Adapted from Cook It In Your Dutch Oven, an America’s Test Kitchen publication
Melt butter in the bottom of the Dutch oven or pot of choice on medium heat. Add curry powder, optional spices (if desired), salt and pepper. Cook until fragrant.
Add onion and cook until translucent. Stir in garlic and ginger and cook until fragrant, about 30 seconds.
Add chicken and water to the pot and bring to a simmer. Cover pot and reduce heat to low until chicken reaches an internal temperature of 160 degrees, about 22 minutes. Turn the chicken halfway through cooking. When done, remove from pot and let cool.
Add potatoes to pot with a pinch of salt. Cover and cook until just fork tender. Add cauliflower and cook, stirring occasionally until potatoes are fully cooked, about 15 minutes.
While potatoes are cooking, shred chicken into roughly 2 inch pieces with a fork and set aside.
Once potatoes are cooked, stir in chicken and peas until just warmed through. Turn off the heat and add yogurt. Season with salt and pepper to taste and serve.
*As curry is a blend of spices, I like to add an extra pinch of my favorites: turmeric and cumin. These can be found in traditional curry blends and I like to play these up a little more. Feel free to omit, or try your own variation based on your tastes.
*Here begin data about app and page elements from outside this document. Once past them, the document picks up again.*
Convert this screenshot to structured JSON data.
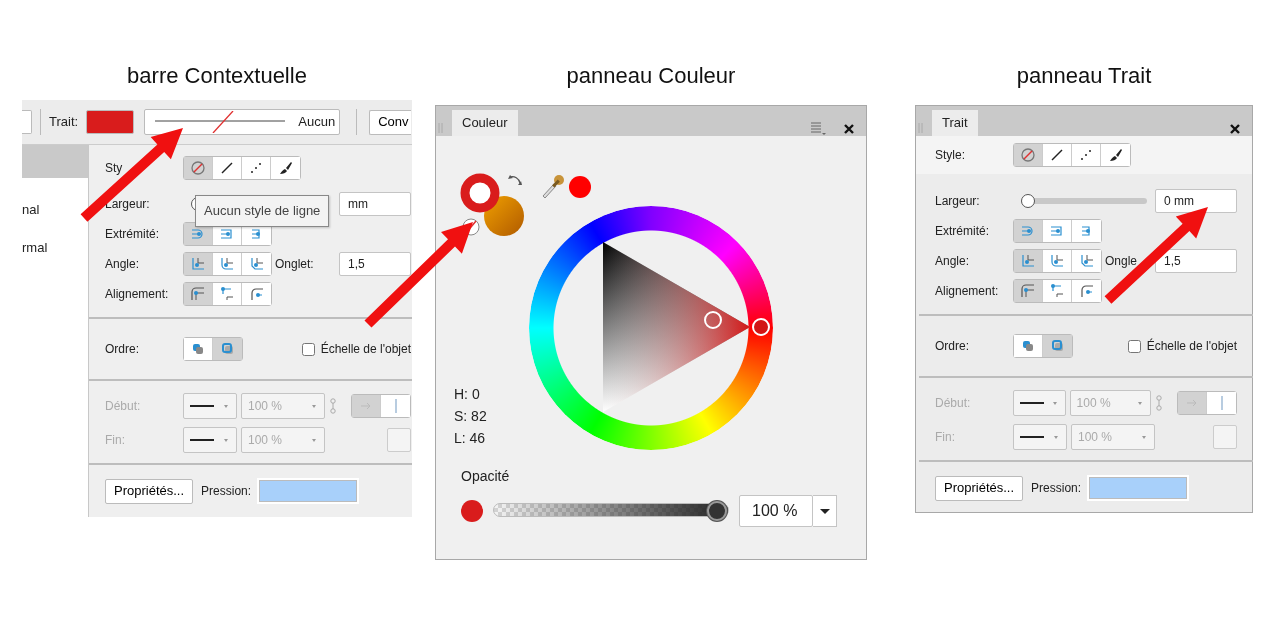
{
  "context_bar": {
    "caption": "barre Contextuelle",
    "stroke_label": "Trait:",
    "stroke_style_text": "Aucun",
    "convert_button": "Conv",
    "sidebar_texts": [
      "nal",
      "rmal"
    ],
    "tooltip": "Aucun style de ligne",
    "popup": {
      "style_label": "Sty",
      "styles": [
        {
          "kind": "none",
          "selected": true
        },
        {
          "kind": "solid",
          "selected": false
        },
        {
          "kind": "dashed",
          "selected": false
        },
        {
          "kind": "brush",
          "selected": false
        }
      ],
      "width_label": "Largeur:",
      "width_value": "mm",
      "cap_label": "Extrémité:",
      "caps": [
        {
          "kind": "round",
          "selected": true
        },
        {
          "kind": "square",
          "selected": false
        },
        {
          "kind": "butt",
          "selected": false
        }
      ],
      "join_label": "Angle:",
      "joins": [
        {
          "kind": "miter",
          "selected": true
        },
        {
          "kind": "round",
          "selected": false
        },
        {
          "kind": "bevel",
          "selected": false
        }
      ],
      "miter_label": "Onglet:",
      "miter_value": "1,5",
      "align_label": "Alignement:",
      "aligns": [
        {
          "kind": "inside",
          "selected": true
        },
        {
          "kind": "center",
          "selected": false
        },
        {
          "kind": "outside",
          "selected": false
        }
      ],
      "order_label": "Ordre:",
      "orders": [
        {
          "kind": "behind",
          "selected": false
        },
        {
          "kind": "front",
          "selected": true
        }
      ],
      "scale_label": "Échelle de l'objet",
      "scale_checked": false,
      "start_label": "Début:",
      "end_label": "Fin:",
      "arrows_disabled": true,
      "start_size": "100 %",
      "end_size": "100 %",
      "arrow_positions": [
        {
          "kind": "inside",
          "selected": true
        },
        {
          "kind": "outside",
          "selected": false
        }
      ],
      "properties_button": "Propriétés...",
      "pressure_label": "Pression:"
    }
  },
  "color_panel": {
    "caption": "panneau Couleur",
    "tab": "Couleur",
    "hsl": [
      "H: 0",
      "S: 82",
      "L: 46"
    ],
    "opacity_label": "Opacité",
    "opacity_slider": {
      "level": 1
    },
    "opacity_value": "100 %"
  },
  "stroke_panel": {
    "caption": "panneau Trait",
    "tab": "Trait",
    "body": {
      "style_label": "Style:",
      "styles": [
        {
          "kind": "none",
          "selected": true
        },
        {
          "kind": "solid",
          "selected": false
        },
        {
          "kind": "dashed",
          "selected": false
        },
        {
          "kind": "brush",
          "selected": false
        }
      ],
      "width_label": "Largeur:",
      "width_slider": {
        "level": 0
      },
      "width_value": "0 mm",
      "cap_label": "Extrémité:",
      "caps": [
        {
          "kind": "round",
          "selected": true
        },
        {
          "kind": "square",
          "selected": false
        },
        {
          "kind": "butt",
          "selected": false
        }
      ],
      "join_label": "Angle:",
      "joins": [
        {
          "kind": "miter",
          "selected": true
        },
        {
          "kind": "round",
          "selected": false
        },
        {
          "kind": "bevel",
          "selected": false
        }
      ],
      "miter_label": "Ongle",
      "miter_value": "1,5",
      "align_label": "Alignement:",
      "aligns": [
        {
          "kind": "inside",
          "selected": true
        },
        {
          "kind": "center",
          "selected": false
        },
        {
          "kind": "outside",
          "selected": false
        }
      ],
      "order_label": "Ordre:",
      "orders": [
        {
          "kind": "behind",
          "selected": false
        },
        {
          "kind": "front",
          "selected": true
        }
      ],
      "scale_label": "Échelle de l'objet",
      "scale_checked": false,
      "start_label": "Début:",
      "end_label": "Fin:",
      "arrows_disabled": true,
      "start_size": "100 %",
      "end_size": "100 %",
      "arrow_positions": [
        {
          "kind": "inside",
          "selected": true
        },
        {
          "kind": "outside",
          "selected": false
        }
      ],
      "properties_button": "Propriétés...",
      "pressure_label": "Pression:"
    }
  }
}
One of my strongest childhood memories was watching my grandmothers in the kitchen preparing meals for our large family gatherings on Sunday afternoons. Both my grandmother and my great-grandmother were influential figures in my life and instilled a quiet passion in me for bringing your heart and soul to the table. They would create memorable and delicious dishes that would cause us to want to sit at the dinner table for hours, not just minutes, and share together. They were wonderful and patient teachers and, like a sponge, I would absorb their body language, their knife skills, and their innate sense of creating something out of nothing as I worked alongside them. They were frugal, but they would never let us know it, as we sat down to a meal fit for kings.
When my great grandmother died, I inherited a few of her cookbooks. They have her notes in them from World War I, when she was a cook for the soldiers. They hold a place of honor on my bookshelf. It helps me to remember what an important role food has to play both in life and in death. I thumb through the fragile pages from time to time, half expecting to hear grandma’s voice whisper a secret direction to me.
This is among one of my grandmother’s signature recipes–a relish made with green tomatoes. We put our gardens to bed this past weekend and pulled up our tomatoes–now it’s time to take a stroll down memory lane.
On Tuesday mornings, at the break of dawn, all of the Sisters, Novices and Postulants divide and conquer the larger vegetable gardens in our community. That’s about 30 of us in each garden, with a small team of older sisters staying behind to make breakfast. In one hour, we are astounded at how much gets done – hauling off wheel barrows full of weeds to the compost pile and bringing in tubs of fresh veggies for the week ahead. The older Sisters teach the younger ones about suckering tomatoes and the younger ones have the strong backs to dig and till. Stories are told about the early days, and new ones are made – it’s Sisterhood life at its best.
This week, we got a bumper crop of Japanese cucumbers in – thin, long and crunchy –a welcome sight after a long winter of frozen vegetables! With the volume of cukes coming in, we opted to make our favorite sweet pickles. For many years, we have been making this special recipe and giving them as gifts at Christmastime. Now we are about to let you in on a big secret recipe that has stayed within the walls of our Convent for over 30 years. Enjoy and Happy Gardening!
“Just to be is a blessing. Just to live is holy.” – Rabbi Abraham Heschel
Thinly slice the onions and cucumbers. Chop the peppers (if adding).
Combine cucumbers, onions, peppers and salt in a large bowl and cover with cracked ice. Mix thoroughly and allow to sit at room temperature for 3 hrs. or until the ice melts. Drain thoroughly but do not rinse.
Combine the remaining ingredients in a large pot and heat just until boiling.
Add the Cucumber and onion mixture and cook just a bit.
Sterilize 5 quart size jars in boiling water.
Add the pickles to the jar, followed by the juice. You may not need all the juice you have.